[[ Records, beginning ]]

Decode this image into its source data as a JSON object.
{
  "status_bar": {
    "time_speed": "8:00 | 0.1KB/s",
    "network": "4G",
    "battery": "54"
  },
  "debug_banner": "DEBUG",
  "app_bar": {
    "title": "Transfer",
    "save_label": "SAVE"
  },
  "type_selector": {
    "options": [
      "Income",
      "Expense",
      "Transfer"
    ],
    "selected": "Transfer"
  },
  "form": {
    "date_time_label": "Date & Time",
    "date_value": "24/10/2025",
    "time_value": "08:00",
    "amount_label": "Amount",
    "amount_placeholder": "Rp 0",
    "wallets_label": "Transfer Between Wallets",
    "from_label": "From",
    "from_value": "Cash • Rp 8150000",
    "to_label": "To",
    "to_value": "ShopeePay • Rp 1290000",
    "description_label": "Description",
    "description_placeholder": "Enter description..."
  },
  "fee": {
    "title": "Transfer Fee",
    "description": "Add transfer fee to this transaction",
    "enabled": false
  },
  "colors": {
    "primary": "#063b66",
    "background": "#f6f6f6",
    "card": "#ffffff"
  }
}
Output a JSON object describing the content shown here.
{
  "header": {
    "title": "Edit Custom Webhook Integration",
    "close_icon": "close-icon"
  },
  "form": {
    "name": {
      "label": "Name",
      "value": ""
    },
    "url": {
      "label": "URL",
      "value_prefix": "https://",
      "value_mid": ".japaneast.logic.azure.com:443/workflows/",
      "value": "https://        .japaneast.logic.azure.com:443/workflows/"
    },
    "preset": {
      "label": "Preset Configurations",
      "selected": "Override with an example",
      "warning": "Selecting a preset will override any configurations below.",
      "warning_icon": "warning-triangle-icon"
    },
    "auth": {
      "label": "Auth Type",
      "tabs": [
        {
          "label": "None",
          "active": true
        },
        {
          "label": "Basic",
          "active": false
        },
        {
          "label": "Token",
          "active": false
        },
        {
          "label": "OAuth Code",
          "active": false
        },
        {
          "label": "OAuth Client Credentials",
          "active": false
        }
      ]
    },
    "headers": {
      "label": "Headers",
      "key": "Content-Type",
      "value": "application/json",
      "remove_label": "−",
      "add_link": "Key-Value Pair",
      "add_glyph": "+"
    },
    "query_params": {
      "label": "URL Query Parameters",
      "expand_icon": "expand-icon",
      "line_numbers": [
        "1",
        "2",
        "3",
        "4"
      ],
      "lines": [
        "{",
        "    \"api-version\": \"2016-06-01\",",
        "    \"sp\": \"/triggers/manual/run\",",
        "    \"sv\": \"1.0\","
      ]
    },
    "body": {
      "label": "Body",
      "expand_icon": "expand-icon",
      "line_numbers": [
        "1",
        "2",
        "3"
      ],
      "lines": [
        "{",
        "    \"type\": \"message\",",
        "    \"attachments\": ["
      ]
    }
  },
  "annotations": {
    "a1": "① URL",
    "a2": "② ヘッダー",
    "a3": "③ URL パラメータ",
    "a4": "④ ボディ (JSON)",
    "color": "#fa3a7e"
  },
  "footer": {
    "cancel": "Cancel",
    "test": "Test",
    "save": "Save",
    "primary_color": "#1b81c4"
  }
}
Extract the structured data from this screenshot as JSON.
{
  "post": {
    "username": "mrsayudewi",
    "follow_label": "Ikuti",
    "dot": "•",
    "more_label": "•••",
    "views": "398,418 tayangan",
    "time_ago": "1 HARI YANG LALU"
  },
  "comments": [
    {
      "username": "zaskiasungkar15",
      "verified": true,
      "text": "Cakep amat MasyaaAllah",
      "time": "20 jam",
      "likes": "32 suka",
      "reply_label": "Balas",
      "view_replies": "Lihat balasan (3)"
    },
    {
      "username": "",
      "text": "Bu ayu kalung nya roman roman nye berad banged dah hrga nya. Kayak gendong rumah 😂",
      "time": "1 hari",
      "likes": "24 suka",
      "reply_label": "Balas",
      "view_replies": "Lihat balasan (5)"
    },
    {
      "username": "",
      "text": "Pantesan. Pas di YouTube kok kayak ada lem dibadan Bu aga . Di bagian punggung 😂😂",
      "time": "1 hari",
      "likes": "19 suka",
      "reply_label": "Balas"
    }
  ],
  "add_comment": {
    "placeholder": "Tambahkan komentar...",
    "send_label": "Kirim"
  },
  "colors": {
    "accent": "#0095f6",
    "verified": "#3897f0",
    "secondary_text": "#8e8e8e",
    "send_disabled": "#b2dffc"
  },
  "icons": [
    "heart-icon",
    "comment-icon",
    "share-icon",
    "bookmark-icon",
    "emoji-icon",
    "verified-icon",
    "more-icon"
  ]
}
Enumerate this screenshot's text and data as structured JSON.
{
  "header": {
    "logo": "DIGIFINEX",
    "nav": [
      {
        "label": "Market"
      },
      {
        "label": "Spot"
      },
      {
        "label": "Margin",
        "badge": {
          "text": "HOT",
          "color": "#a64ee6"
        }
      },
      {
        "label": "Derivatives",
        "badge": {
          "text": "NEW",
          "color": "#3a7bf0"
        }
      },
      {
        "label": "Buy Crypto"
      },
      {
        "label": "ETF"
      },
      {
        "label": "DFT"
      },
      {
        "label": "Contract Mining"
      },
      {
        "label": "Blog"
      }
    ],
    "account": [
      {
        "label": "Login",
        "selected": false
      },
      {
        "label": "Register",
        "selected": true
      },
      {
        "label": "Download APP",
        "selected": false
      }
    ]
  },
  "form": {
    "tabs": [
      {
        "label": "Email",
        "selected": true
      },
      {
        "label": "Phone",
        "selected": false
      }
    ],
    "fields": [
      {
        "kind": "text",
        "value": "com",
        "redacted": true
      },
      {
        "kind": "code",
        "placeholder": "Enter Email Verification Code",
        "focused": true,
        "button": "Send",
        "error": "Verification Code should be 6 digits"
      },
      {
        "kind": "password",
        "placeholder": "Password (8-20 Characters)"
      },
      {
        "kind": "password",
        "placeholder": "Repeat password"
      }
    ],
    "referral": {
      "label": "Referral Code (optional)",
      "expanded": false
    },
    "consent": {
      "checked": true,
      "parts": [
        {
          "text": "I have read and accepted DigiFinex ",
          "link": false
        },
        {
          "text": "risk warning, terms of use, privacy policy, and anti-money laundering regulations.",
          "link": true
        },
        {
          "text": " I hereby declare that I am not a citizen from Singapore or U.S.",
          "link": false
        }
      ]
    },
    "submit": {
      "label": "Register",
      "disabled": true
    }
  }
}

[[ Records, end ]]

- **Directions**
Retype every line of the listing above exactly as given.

- **The answer**
Decode this image into its source data as a JSON object.
{
  "status_bar": {
    "time_speed": "8:00 | 0.1KB/s",
    "network": "4G",
    "battery": "54"
  },
  "debug_banner": "DEBUG",
  "app_bar": {
    "title": "Transfer",
    "save_label": "SAVE"
  },
  "type_selector": {
    "options": [
      "Income",
      "Expense",
      "Transfer"
    ],
    "selected": "Transfer"
  },
  "form": {
    "date_time_label": "Date & Time",
    "date_value": "24/10/2025",
    "time_value": "08:00",
    "amount_label": "Amount",
    "amount_placeholder": "Rp 0",
    "wallets_label": "Transfer Between Wallets",
    "from_label": "From",
    "from_value": "Cash • Rp 8150000",
    "to_label": "To",
    "to_value": "ShopeePay • Rp 1290000",
    "description_label": "Description",
    "description_placeholder": "Enter description..."
  },
  "fee": {
    "title": "Transfer Fee",
    "description": "Add transfer fee to this transaction",
    "enabled": false
  },
  "colors": {
    "primary": "#063b66",
    "background": "#f6f6f6",
    "card": "#ffffff"
  }
}
Output a JSON object describing the content shown here.
{
  "header": {
    "title": "Edit Custom Webhook Integration",
    "close_icon": "close-icon"
  },
  "form": {
    "name": {
      "label": "Name",
      "value": ""
    },
    "url": {
      "label": "URL",
      "value_prefix": "https://",
      "value_mid": ".japaneast.logic.azure.com:443/workflows/",
      "value": "https://        .japaneast.logic.azure.com:443/workflows/"
    },
    "preset": {
      "label": "Preset Configurations",
      "selected": "Override with an example",
      "warning": "Selecting a preset will override any configurations below.",
      "warning_icon": "warning-triangle-icon"
    },
    "auth": {
      "label": "Auth Type",
      "tabs": [
        {
          "label": "None",
          "active": true
        },
        {
          "label": "Basic",
          "active": false
        },
        {
          "label": "Token",
          "active": false
        },
        {
          "label": "OAuth Code",
          "active": false
        },
        {
          "label": "OAuth Client Credentials",
          "active": false
        }
      ]
    },
    "headers": {
      "label": "Headers",
      "key": "Content-Type",
      "value": "application/json",
      "remove_label": "−",
      "add_link": "Key-Value Pair",
      "add_glyph": "+"
    },
    "query_params": {
      "label": "URL Query Parameters",
      "expand_icon": "expand-icon",
      "line_numbers": [
        "1",
        "2",
        "3",
        "4"
      ],
      "lines": [
        "{",
        "    \"api-version\": \"2016-06-01\",",
        "    \"sp\": \"/triggers/manual/run\",",
        "    \"sv\": \"1.0\","
      ]
    },
    "body": {
      "label": "Body",
      "expand_icon": "expand-icon",
      "line_numbers": [
        "1",
        "2",
        "3"
      ],
      "lines": [
        "{",
        "    \"type\": \"message\",",
        "    \"attachments\": ["
      ]
    }
  },
  "annotations": {
    "a1": "① URL",
    "a2": "② ヘッダー",
    "a3": "③ URL パラメータ",
    "a4": "④ ボディ (JSON)",
    "color": "#fa3a7e"
  },
  "footer": {
    "cancel": "Cancel",
    "test": "Test",
    "save": "Save",
    "primary_color": "#1b81c4"
  }
}
Extract the structured data from this screenshot as JSON.
{
  "post": {
    "username": "mrsayudewi",
    "follow_label": "Ikuti",
    "dot": "•",
    "more_label": "•••",
    "views": "398,418 tayangan",
    "time_ago": "1 HARI YANG LALU"
  },
  "comments": [
    {
      "username": "zaskiasungkar15",
      "verified": true,
      "text": "Cakep amat MasyaaAllah",
      "time": "20 jam",
      "likes": "32 suka",
      "reply_label": "Balas",
      "view_replies": "Lihat balasan (3)"
    },
    {
      "username": "",
      "text": "Bu ayu kalung nya roman roman nye berad banged dah hrga nya. Kayak gendong rumah 😂",
      "time": "1 hari",
      "likes": "24 suka",
      "reply_label": "Balas",
      "view_replies": "Lihat balasan (5)"
    },
    {
      "username": "",
      "text": "Pantesan. Pas di YouTube kok kayak ada lem dibadan Bu aga . Di bagian punggung 😂😂",
      "time": "1 hari",
      "likes": "19 suka",
      "reply_label": "Balas"
    }
  ],
  "add_comment": {
    "placeholder": "Tambahkan komentar...",
    "send_label": "Kirim"
  },
  "colors": {
    "accent": "#0095f6",
    "verified": "#3897f0",
    "secondary_text": "#8e8e8e",
    "send_disabled": "#b2dffc"
  },
  "icons": [
    "heart-icon",
    "comment-icon",
    "share-icon",
    "bookmark-icon",
    "emoji-icon",
    "verified-icon",
    "more-icon"
  ]
}
Enumerate this screenshot's text and data as structured JSON.
{
  "header": {
    "logo": "DIGIFINEX",
    "nav": [
      {
        "label": "Market"
      },
      {
        "label": "Spot"
      },
      {
        "label": "Margin",
        "badge": {
          "text": "HOT",
          "color": "#a64ee6"
        }
      },
      {
        "label": "Derivatives",
        "badge": {
          "text": "NEW",
          "color": "#3a7bf0"
        }
      },
      {
        "label": "Buy Crypto"
      },
      {
        "label": "ETF"
      },
      {
        "label": "DFT"
      },
      {
        "label": "Contract Mining"
      },
      {
        "label": "Blog"
      }
    ],
    "account": [
      {
        "label": "Login",
        "selected": false
      },
      {
        "label": "Register",
        "selected": true
      },
      {
        "label": "Download APP",
        "selected": false
      }
    ]
  },
  "form": {
    "tabs": [
      {
        "label": "Email",
        "selected": true
      },
      {
        "label": "Phone",
        "selected": false
      }
    ],
    "fields": [
      {
        "kind": "text",
        "value": "com",
        "redacted": true
      },
      {
        "kind": "code",
        "placeholder": "Enter Email Verification Code",
        "focused": true,
        "button": "Send",
        "error": "Verification Code should be 6 digits"
      },
      {
        "kind": "password",
        "placeholder": "Password (8-20 Characters)"
      },
      {
        "kind": "password",
        "placeholder": "Repeat password"
      }
    ],
    "referral": {
      "label": "Referral Code (optional)",
      "expanded": false
    },
    "consent": {
      "checked": true,
      "parts": [
        {
          "text": "I have read and accepted DigiFinex ",
          "link": false
        },
        {
          "text": "risk warning, terms of use, privacy policy, and anti-money laundering regulations.",
          "link": true
        },
        {
          "text": " I hereby declare that I am not a citizen from Singapore or U.S.",
          "link": false
        }
      ]
    },
    "submit": {
      "label": "Register",
      "disabled": true
    }
  }
}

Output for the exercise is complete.